- Requirement: The reply should contain all the data below, repeated exactly, and none of the images.

- Data listing:
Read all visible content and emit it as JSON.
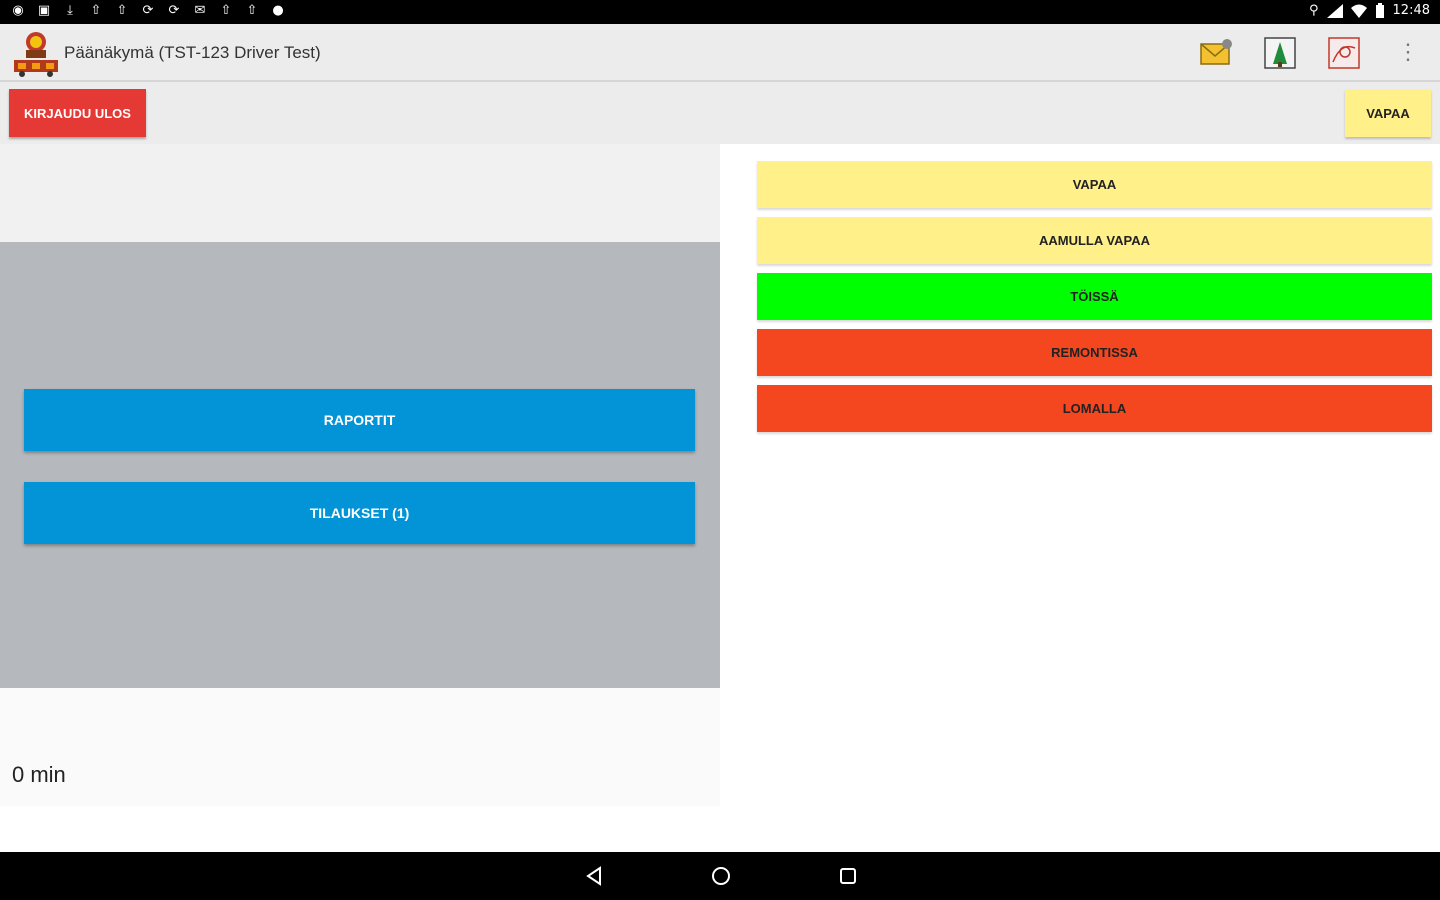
{
  "status_bar": {
    "time": "12:48",
    "left_icons": [
      "globe-icon",
      "image-icon",
      "download-icon",
      "upload-icon",
      "upload-icon",
      "sync-icon",
      "sync-icon",
      "mail-icon",
      "upload-icon",
      "upload-icon",
      "android-icon"
    ],
    "right_icons": [
      "location-icon",
      "signal-icon",
      "wifi-icon",
      "battery-icon"
    ]
  },
  "action_bar": {
    "title": "Päänäkymä (TST-123 Driver Test)",
    "icons": [
      "messages-icon",
      "tree-icon",
      "map-icon"
    ],
    "overflow": "⋮"
  },
  "toolbar": {
    "logout_label": "KIRJAUDU ULOS",
    "current_status_label": "VAPAA"
  },
  "main": {
    "reports_label": "RAPORTIT",
    "orders_label": "TILAUKSET (1)",
    "timer": "0 min"
  },
  "status_options": [
    {
      "label": "VAPAA",
      "color": "#fff08a"
    },
    {
      "label": "AAMULLA VAPAA",
      "color": "#fff08a"
    },
    {
      "label": "TÖISSÄ",
      "color": "#00ff00"
    },
    {
      "label": "REMONTISSA",
      "color": "#f4471f"
    },
    {
      "label": "LOMALLA",
      "color": "#f4471f"
    }
  ],
  "colors": {
    "logout": "#e53935",
    "primary": "#0394d8",
    "panel": "#b5b8bc"
  }
}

- Output:
Read all visible content and emit it as JSON.
{
  "status_bar": {
    "time": "12:48",
    "left_icons": [
      "globe-icon",
      "image-icon",
      "download-icon",
      "upload-icon",
      "upload-icon",
      "sync-icon",
      "sync-icon",
      "mail-icon",
      "upload-icon",
      "upload-icon",
      "android-icon"
    ],
    "right_icons": [
      "location-icon",
      "signal-icon",
      "wifi-icon",
      "battery-icon"
    ]
  },
  "action_bar": {
    "title": "Päänäkymä (TST-123 Driver Test)",
    "icons": [
      "messages-icon",
      "tree-icon",
      "map-icon"
    ],
    "overflow": "⋮"
  },
  "toolbar": {
    "logout_label": "KIRJAUDU ULOS",
    "current_status_label": "VAPAA"
  },
  "main": {
    "reports_label": "RAPORTIT",
    "orders_label": "TILAUKSET (1)",
    "timer": "0 min"
  },
  "status_options": [
    {
      "label": "VAPAA",
      "color": "#fff08a"
    },
    {
      "label": "AAMULLA VAPAA",
      "color": "#fff08a"
    },
    {
      "label": "TÖISSÄ",
      "color": "#00ff00"
    },
    {
      "label": "REMONTISSA",
      "color": "#f4471f"
    },
    {
      "label": "LOMALLA",
      "color": "#f4471f"
    }
  ],
  "colors": {
    "logout": "#e53935",
    "primary": "#0394d8",
    "panel": "#b5b8bc"
  }
}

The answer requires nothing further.